▸ **WORK TO COMPLETE**
Please output all of the entries exactly and omit any images they hold.

▸ **AVAILABLE DATA**
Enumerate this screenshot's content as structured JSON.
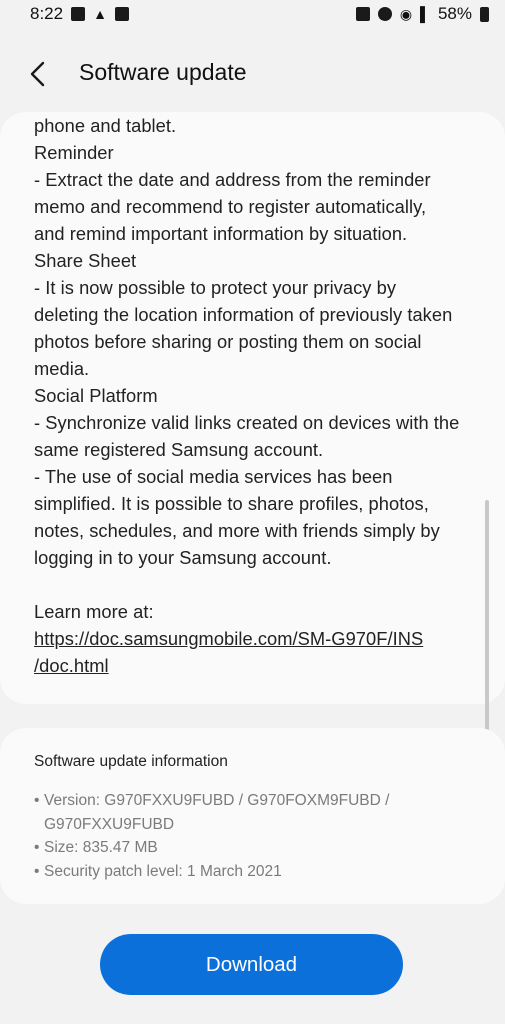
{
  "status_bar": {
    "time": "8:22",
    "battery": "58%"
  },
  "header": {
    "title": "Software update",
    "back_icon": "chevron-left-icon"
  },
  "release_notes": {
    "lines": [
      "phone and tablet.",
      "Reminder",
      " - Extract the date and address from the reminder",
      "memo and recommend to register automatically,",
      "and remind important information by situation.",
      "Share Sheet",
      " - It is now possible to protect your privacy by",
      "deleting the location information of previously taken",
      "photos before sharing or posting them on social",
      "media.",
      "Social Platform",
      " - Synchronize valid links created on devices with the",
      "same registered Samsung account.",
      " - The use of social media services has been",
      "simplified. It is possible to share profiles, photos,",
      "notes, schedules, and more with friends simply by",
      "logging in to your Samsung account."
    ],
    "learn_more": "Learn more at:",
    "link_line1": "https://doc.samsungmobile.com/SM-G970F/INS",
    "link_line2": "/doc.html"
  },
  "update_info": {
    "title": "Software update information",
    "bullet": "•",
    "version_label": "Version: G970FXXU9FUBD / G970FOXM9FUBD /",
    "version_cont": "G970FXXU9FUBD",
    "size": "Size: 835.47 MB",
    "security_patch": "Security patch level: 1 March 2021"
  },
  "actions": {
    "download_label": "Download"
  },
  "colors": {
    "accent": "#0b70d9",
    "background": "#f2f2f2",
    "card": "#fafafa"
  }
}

▸ **WORKED SOLUTION**
Enumerate this screenshot's content as structured JSON.
{
  "status_bar": {
    "time": "8:22",
    "battery": "58%"
  },
  "header": {
    "title": "Software update",
    "back_icon": "chevron-left-icon"
  },
  "release_notes": {
    "lines": [
      "phone and tablet.",
      "Reminder",
      " - Extract the date and address from the reminder",
      "memo and recommend to register automatically,",
      "and remind important information by situation.",
      "Share Sheet",
      " - It is now possible to protect your privacy by",
      "deleting the location information of previously taken",
      "photos before sharing or posting them on social",
      "media.",
      "Social Platform",
      " - Synchronize valid links created on devices with the",
      "same registered Samsung account.",
      " - The use of social media services has been",
      "simplified. It is possible to share profiles, photos,",
      "notes, schedules, and more with friends simply by",
      "logging in to your Samsung account."
    ],
    "learn_more": "Learn more at:",
    "link_line1": "https://doc.samsungmobile.com/SM-G970F/INS",
    "link_line2": "/doc.html"
  },
  "update_info": {
    "title": "Software update information",
    "bullet": "•",
    "version_label": "Version: G970FXXU9FUBD / G970FOXM9FUBD /",
    "version_cont": "G970FXXU9FUBD",
    "size": "Size: 835.47 MB",
    "security_patch": "Security patch level: 1 March 2021"
  },
  "actions": {
    "download_label": "Download"
  },
  "colors": {
    "accent": "#0b70d9",
    "background": "#f2f2f2",
    "card": "#fafafa"
  }
}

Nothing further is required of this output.